Background: Cancer impacts both patients and their family caregivers. Evidence suggests that caregiving stress, including the strain of taking on a new role, can elevate the risk of numerous health conditions, including high blood pressure (BP). However, the caregiver's psychosocial experiences, including their interpersonal relationship with the patient, may buffer some of the negative physiological consequences of caregiving. Purpose: To examine the influence of psychosocial contextual variables on caregiver ambulatory BP. Methods: Participants were 81 spouse-caregivers of patients with advanced gastrointestinal or thoracic cancer. For an entire day at home with the patient, caregivers wore an ambulatory BP monitor that took readings at random intervals. Immediately after each BP reading, caregivers reported on physical circumstances (e.g., posture, activity) and psychosocial experiences since the last BP measurement, including affect, caregiver and patient disclosure, and role perceptions (i.e., feeling more like a spouse vs. caregiver). Multilevel modeling was used to examine concurrent and lagged effects of psychosocial variables on systolic and diastolic BP, controlling for momentary posture, activity, negative affect, and time.
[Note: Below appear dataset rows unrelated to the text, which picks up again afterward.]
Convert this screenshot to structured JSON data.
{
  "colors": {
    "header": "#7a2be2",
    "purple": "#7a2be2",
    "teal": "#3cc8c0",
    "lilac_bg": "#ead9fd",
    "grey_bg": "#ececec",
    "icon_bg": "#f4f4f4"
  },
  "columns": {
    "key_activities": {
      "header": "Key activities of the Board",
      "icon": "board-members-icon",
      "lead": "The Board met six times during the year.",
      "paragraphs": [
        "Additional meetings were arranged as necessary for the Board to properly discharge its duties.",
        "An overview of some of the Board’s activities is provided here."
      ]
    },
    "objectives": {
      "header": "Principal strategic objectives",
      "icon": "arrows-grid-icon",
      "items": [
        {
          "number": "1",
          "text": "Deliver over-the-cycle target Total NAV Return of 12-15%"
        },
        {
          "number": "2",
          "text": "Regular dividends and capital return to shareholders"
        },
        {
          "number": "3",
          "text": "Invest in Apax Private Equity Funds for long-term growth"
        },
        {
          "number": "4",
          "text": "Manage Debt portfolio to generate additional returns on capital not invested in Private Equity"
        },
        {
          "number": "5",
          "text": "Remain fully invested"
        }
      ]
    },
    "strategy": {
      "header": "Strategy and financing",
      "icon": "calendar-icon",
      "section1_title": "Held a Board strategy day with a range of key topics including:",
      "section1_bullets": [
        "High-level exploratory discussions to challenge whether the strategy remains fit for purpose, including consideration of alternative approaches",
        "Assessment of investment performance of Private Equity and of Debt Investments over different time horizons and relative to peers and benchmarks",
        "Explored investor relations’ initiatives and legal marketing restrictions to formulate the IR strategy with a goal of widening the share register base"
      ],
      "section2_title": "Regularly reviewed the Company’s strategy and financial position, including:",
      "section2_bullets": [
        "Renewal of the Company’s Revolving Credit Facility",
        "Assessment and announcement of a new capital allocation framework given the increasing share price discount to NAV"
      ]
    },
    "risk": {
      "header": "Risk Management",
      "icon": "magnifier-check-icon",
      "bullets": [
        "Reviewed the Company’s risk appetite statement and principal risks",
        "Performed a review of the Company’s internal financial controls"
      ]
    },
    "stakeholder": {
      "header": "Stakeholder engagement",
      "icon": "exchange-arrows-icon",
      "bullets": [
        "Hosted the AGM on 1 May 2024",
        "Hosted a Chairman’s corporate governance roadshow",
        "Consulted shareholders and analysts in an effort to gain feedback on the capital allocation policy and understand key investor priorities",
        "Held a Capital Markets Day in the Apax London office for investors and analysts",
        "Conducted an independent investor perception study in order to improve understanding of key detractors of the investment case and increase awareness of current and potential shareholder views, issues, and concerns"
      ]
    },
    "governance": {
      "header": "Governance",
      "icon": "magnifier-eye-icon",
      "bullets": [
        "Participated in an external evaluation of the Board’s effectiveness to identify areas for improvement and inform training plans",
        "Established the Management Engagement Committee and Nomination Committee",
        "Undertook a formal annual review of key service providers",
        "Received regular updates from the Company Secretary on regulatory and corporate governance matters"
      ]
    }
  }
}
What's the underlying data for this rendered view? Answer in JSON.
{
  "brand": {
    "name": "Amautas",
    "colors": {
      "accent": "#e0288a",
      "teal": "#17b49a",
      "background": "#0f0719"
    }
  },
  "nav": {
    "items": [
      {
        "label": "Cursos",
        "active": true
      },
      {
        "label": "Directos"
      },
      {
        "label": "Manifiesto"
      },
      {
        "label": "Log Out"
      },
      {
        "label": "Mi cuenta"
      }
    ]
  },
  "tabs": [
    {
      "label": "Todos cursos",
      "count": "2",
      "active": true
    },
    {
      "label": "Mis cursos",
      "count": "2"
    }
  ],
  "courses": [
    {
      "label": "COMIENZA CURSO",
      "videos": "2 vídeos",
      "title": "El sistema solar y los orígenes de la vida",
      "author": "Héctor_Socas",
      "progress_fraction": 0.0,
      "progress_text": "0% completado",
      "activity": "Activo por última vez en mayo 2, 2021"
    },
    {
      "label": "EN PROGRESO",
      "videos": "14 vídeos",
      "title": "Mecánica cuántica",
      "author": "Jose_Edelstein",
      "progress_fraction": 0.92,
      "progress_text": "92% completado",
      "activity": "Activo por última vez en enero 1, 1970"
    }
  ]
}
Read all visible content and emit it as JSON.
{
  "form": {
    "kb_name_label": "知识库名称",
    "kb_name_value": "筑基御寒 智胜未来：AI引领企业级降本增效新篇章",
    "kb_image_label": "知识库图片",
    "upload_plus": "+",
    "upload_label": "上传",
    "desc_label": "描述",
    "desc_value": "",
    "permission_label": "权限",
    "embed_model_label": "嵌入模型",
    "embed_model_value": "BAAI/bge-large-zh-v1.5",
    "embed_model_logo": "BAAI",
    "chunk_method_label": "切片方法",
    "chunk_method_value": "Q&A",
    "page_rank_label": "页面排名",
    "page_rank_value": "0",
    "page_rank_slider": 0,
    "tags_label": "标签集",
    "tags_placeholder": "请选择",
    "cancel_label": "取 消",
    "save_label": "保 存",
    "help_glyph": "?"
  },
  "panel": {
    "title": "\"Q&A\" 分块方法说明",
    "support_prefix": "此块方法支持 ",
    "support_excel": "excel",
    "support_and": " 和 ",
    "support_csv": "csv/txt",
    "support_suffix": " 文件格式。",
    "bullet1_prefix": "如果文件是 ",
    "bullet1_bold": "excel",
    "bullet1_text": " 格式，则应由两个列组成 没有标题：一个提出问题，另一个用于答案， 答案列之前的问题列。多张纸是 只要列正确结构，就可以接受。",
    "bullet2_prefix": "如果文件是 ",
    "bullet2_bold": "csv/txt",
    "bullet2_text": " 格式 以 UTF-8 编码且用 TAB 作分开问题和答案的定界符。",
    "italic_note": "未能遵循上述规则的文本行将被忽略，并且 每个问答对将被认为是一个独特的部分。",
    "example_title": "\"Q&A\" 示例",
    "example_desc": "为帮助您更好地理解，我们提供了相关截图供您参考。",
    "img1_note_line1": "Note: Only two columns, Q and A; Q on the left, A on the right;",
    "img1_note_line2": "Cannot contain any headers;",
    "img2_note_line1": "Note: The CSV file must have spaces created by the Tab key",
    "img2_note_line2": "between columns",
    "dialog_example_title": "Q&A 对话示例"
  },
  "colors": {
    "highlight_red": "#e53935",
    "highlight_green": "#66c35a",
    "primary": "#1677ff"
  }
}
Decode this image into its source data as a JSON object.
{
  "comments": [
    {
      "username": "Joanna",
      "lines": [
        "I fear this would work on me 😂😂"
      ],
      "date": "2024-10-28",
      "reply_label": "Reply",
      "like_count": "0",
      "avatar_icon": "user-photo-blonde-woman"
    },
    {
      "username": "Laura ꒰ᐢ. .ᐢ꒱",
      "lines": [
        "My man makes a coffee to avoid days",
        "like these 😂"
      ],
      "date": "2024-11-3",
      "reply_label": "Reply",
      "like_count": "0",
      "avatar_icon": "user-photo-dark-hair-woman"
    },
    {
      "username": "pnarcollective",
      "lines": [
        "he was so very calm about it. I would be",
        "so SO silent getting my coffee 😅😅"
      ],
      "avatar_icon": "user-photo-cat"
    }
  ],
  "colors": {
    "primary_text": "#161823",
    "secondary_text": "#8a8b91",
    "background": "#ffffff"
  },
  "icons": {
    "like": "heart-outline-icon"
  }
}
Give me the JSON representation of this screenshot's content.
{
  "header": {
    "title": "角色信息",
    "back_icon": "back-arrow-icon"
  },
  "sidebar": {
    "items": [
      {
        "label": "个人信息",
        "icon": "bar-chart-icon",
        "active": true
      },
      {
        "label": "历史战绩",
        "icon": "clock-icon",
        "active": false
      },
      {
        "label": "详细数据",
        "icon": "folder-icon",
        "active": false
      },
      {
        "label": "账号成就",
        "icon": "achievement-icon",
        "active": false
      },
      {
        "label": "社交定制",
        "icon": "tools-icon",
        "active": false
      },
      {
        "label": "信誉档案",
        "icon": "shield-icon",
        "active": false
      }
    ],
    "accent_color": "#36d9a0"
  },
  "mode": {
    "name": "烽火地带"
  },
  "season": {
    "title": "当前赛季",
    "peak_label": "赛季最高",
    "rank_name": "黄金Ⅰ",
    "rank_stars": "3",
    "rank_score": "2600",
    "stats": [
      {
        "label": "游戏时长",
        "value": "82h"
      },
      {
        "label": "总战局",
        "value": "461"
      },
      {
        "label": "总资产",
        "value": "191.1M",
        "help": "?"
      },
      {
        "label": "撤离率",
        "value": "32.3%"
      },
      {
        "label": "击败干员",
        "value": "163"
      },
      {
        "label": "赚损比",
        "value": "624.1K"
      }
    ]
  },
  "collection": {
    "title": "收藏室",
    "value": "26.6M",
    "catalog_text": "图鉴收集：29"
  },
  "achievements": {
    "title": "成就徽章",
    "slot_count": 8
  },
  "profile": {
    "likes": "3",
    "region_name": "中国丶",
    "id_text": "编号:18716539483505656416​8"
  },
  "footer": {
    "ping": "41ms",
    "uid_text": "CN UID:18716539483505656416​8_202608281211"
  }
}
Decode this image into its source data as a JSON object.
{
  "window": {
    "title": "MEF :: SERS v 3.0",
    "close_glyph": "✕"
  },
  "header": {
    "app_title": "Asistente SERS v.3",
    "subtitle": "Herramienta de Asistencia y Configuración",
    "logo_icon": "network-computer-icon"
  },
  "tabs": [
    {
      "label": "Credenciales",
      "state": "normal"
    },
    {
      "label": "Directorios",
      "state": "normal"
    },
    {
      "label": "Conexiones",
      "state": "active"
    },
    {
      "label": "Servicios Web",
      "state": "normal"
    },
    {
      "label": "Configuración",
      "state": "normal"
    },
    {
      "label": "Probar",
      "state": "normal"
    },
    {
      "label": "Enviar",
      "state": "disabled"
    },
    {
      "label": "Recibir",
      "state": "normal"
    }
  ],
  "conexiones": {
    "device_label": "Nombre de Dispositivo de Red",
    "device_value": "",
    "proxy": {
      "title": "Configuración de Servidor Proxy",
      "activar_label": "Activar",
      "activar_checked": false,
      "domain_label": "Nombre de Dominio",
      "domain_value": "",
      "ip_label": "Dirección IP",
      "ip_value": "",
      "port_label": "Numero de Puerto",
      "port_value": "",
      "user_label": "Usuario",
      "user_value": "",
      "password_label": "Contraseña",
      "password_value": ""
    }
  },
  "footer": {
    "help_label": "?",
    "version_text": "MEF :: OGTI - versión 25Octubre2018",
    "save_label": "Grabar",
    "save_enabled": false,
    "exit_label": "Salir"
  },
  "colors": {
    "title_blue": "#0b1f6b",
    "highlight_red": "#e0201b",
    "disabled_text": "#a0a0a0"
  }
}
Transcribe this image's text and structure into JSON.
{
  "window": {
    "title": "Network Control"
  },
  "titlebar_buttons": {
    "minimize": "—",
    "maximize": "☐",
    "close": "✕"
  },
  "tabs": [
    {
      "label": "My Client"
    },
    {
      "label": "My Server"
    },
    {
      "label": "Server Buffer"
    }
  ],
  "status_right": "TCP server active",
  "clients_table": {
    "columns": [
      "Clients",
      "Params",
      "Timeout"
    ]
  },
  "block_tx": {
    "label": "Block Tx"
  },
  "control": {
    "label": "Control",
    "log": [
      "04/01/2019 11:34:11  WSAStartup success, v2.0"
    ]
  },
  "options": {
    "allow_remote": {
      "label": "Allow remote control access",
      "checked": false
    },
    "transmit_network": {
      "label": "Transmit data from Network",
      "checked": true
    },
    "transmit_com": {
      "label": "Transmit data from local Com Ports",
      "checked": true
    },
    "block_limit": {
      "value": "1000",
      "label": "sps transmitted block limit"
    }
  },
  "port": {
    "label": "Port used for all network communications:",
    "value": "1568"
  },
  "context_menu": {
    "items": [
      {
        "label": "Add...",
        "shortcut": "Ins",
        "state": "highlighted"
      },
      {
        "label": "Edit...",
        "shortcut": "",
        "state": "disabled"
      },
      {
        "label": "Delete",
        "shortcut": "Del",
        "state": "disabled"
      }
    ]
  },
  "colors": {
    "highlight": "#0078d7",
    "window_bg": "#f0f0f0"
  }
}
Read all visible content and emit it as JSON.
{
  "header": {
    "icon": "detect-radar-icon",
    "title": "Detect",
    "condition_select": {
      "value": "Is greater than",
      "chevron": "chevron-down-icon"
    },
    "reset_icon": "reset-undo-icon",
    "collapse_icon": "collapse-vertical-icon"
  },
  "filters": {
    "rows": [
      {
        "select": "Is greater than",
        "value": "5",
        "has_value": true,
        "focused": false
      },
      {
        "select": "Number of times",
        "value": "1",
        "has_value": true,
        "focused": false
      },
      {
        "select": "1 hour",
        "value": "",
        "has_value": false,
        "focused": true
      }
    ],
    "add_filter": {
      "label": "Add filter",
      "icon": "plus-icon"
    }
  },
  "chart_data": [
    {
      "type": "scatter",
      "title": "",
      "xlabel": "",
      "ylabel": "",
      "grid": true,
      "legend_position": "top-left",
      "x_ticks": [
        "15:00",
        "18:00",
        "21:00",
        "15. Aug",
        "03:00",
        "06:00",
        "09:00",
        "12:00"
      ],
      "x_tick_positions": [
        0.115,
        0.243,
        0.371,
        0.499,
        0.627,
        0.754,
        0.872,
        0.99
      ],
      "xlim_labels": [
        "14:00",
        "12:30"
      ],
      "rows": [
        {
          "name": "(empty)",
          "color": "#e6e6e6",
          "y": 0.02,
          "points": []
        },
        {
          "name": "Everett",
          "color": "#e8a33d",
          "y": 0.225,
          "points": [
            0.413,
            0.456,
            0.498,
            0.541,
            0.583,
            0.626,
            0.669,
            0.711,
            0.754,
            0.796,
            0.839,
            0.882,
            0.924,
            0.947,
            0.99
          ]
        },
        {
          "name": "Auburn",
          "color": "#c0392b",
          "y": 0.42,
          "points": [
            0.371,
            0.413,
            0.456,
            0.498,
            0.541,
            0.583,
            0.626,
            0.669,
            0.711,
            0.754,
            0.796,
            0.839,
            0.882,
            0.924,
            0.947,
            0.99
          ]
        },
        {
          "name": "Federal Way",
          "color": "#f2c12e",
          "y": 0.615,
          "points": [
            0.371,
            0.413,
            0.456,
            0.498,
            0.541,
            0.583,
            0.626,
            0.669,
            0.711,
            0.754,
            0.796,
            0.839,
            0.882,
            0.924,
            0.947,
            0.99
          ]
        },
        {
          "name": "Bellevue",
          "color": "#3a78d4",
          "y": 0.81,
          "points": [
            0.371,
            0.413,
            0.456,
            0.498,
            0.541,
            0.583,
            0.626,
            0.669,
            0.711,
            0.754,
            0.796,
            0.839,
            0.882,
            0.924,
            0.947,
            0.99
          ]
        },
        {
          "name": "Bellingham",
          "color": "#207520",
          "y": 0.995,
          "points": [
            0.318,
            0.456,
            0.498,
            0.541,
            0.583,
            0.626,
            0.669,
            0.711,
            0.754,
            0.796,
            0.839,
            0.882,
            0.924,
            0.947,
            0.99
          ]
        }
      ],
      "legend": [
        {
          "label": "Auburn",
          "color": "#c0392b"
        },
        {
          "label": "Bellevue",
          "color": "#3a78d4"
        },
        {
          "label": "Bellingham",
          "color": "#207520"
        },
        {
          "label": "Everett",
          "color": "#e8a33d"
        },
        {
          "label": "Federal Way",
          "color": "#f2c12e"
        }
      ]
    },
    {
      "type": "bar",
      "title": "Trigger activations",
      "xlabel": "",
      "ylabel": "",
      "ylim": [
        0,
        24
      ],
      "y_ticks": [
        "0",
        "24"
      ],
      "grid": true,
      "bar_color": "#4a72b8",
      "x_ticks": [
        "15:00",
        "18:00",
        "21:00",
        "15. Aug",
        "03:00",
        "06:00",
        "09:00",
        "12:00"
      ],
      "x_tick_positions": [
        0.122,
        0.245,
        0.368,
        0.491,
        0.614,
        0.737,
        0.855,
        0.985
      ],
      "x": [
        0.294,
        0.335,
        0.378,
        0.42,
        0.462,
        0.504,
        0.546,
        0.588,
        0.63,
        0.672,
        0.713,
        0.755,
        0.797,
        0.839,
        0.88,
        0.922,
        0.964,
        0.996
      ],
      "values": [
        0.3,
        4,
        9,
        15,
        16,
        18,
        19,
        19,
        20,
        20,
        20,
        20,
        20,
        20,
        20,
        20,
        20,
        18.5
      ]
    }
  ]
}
Results: Feeling more like a caregiver (vs. spouse) was associated with lower systolic BP at the same time point. Patient disclosure to the caregiver since the previous BP reading was associated with higher diastolic BP. No lagged effects were statistically significant. Conclusions: Caregivers' psychosocial experiences can have immediate physiological effects. Future research should examine possible cognitive and behavioral mechanisms of these effects, as well as longer-term effects of caregiver role perceptions and patient disclosure on caregiver psychological and physical health.
- Ambulatory blood pressure monitoring
ASJC Scopus subject areas
- Psychiatry and Mental health